Stability within a military family directly correlates to the service member’s state of mind. As the military continues to concentrate on readiness, support for families is a top priority. The 2023 Defense Department budget gives us a look at the key issues being addressed by the government. Let’s look at a few of the goals the military is hoping to accomplish during this fiscal year.
- Base pay increase. The 4.6% base pay increase is effective this month (January). While it’s always nice to see numbers go up on a pay stub, it’s also important to emphasize the national inflation rate as of October 2022 is almost 8%, which still leaves a large burden on families.
- Temporary Basic Allowance for Housing increase. BAH went up in 28 military housing areas in communities where rental prices spiked by 20% or more. Outside of these 28 areas, there is still a huge discrepancy in BAH and local rental rates. The temporary increase in BAH in these areas was in place from Oct. 1-Dec. 31, 2022 — BAH rates should remain the same in 2023.
- Savings at the commissary. The new goal is for customers to save 25% on their grocery bill when compared to shopping at civilian grocery stores. Most commissaries were already funded to give shoppers an average savings of 22% on their bill, so the new budget aims to fund another 3 to 5% to help military families save. It is important to note that while we are not taxed on the food at commissaries there is a 5% surcharge attached for the maintenance of the commissary itself.
- The Military Spouse Career Accelerated Program. This program will be centered around military spouses receiving 12-week paid internships with corporations that will keep them on past their next PCS season. Spousal unemployment has been a problem for decades, with military spouses’ unemployment rate clocking in at around 21% compared to 3.7% within the civilian population.

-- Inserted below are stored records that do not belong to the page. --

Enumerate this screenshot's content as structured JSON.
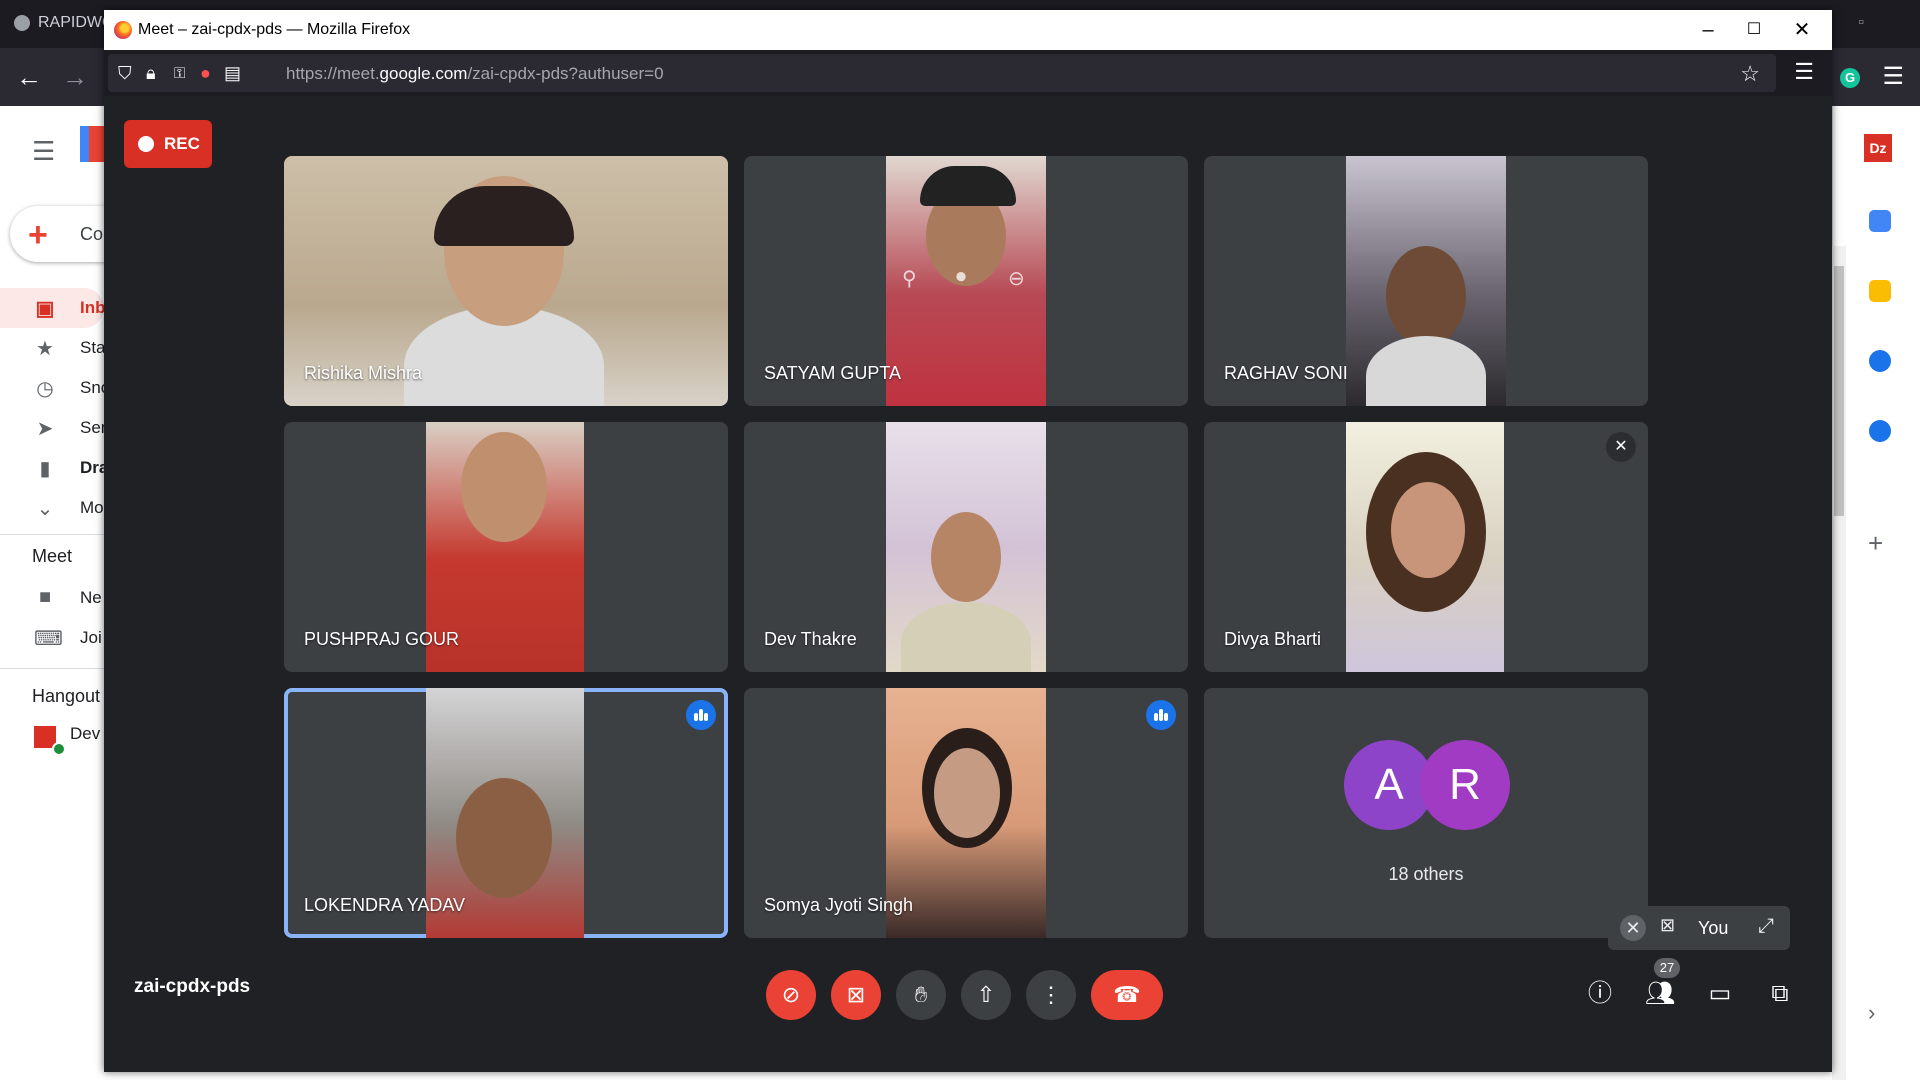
{
  "background_window": {
    "title": "RAPIDWO",
    "compose_label": "Co",
    "sidebar": [
      {
        "label": "Inb",
        "icon": "inbox-icon"
      },
      {
        "label": "Sta",
        "icon": "star-icon"
      },
      {
        "label": "Sno",
        "icon": "clock-icon"
      },
      {
        "label": "Sen",
        "icon": "send-icon"
      },
      {
        "label": "Dra",
        "icon": "draft-icon"
      },
      {
        "label": "Mo",
        "icon": "chevron-down-icon"
      }
    ],
    "meet_section": "Meet",
    "meet_items": [
      {
        "label": "Ne",
        "icon": "video-camera-icon"
      },
      {
        "label": "Joi",
        "icon": "keyboard-icon"
      }
    ],
    "hangouts_section": "Hangout",
    "hangouts_contact": "Dev"
  },
  "browser": {
    "window_title": "Meet – zai-cpdx-pds — Mozilla Firefox",
    "url_prefix": "https://meet.",
    "url_host": "google.com",
    "url_path": "/zai-cpdx-pds?authuser=0"
  },
  "meet": {
    "rec_label": "REC",
    "participants": [
      {
        "name": "Rishika Mishra"
      },
      {
        "name": "SATYAM GUPTA"
      },
      {
        "name": "RAGHAV SONI"
      },
      {
        "name": "PUSHPRAJ GOUR"
      },
      {
        "name": "Dev Thakre"
      },
      {
        "name": "Divya Bharti",
        "muted": true
      },
      {
        "name": "LOKENDRA YADAV",
        "speaking": true,
        "active": true
      },
      {
        "name": "Somya Jyoti Singh",
        "speaking": true
      }
    ],
    "others": {
      "avatars": [
        {
          "letter": "A",
          "color": "#8e44c9"
        },
        {
          "letter": "R",
          "color": "#a13bc4"
        }
      ],
      "label": "18 others"
    },
    "self_view_label": "You",
    "meeting_code": "zai-cpdx-pds",
    "participant_count": "27",
    "colors": {
      "background": "#202124",
      "tile": "#3c4043",
      "danger": "#ea4335",
      "rec": "#d93025",
      "active_border": "#8ab4f8",
      "speaking": "#1a73e8"
    }
  }
}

It isn’t a surprise given how often we PCS that limited state-to-state flexibility in professional licenses and the shortage of affordable child care exacerbate this problem.
- Accessible, affordable health care. When military families have trouble securing child care, it directly impacts readiness. Long waitlists and a shortage of child care workers make this a very real challenge for many — this budget aims to adjust DOD civilian pay to $15/hour to help retain workers. They are also including fee assistance, putting money towards new construction and sustainment.

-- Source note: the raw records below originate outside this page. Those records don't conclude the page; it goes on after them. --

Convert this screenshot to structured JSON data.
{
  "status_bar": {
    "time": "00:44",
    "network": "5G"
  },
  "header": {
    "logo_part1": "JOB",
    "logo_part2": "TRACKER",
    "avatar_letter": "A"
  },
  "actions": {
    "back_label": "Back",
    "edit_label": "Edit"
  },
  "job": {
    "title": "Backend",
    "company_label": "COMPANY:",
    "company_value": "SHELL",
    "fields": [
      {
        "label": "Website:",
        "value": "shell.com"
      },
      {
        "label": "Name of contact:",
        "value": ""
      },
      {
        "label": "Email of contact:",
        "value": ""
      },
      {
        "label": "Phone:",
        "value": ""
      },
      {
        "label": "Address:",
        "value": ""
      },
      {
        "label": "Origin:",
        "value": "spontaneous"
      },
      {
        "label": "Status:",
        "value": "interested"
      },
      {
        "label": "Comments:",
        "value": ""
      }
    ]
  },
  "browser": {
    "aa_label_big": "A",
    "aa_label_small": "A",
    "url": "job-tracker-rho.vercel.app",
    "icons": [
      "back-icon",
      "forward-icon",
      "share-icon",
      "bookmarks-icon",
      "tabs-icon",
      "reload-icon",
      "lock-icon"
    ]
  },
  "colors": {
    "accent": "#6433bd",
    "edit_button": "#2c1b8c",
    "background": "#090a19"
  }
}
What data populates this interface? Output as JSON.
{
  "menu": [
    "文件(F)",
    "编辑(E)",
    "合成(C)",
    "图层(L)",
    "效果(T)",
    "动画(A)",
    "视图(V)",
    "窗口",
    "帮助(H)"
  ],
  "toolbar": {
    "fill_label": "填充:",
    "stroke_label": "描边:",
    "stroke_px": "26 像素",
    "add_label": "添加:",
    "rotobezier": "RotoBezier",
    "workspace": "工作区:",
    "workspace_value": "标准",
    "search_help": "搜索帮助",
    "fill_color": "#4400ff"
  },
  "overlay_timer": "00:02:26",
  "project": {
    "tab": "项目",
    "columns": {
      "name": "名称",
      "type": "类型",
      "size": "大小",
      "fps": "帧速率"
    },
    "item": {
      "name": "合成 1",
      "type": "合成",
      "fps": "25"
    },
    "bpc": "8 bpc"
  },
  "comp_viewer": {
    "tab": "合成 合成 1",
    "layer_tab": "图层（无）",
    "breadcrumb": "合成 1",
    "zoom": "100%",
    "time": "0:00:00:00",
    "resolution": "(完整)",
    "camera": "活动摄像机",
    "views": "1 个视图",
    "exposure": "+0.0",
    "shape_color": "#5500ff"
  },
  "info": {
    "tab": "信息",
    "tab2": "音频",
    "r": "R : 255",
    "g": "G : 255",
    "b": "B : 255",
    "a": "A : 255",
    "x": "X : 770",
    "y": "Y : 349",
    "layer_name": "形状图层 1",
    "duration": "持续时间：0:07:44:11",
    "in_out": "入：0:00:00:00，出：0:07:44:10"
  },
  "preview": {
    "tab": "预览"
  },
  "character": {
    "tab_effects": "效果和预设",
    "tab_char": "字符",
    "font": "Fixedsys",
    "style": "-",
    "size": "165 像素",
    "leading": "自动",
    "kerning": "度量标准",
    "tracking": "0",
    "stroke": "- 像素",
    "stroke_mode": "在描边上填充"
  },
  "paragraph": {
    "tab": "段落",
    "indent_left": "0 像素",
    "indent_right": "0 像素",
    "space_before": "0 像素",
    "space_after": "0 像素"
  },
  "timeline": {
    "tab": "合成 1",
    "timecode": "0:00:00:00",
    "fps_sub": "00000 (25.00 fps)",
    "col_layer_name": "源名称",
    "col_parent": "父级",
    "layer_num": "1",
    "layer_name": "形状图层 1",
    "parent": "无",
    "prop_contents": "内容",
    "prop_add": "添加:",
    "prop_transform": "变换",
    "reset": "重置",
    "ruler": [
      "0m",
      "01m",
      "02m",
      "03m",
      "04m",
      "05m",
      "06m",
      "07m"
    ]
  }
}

These goals are by no means the only ones addressed in the 2023 Defense Department budget. I would encourage you to do your own research to learn all you can about topics that are important to you. Seeing key challenges being addressed just goes to show we can be heard and things can change. We are the military family. We create the stability this lifestyle takes from us. Our experience and expertise are desperately needed to mold our future.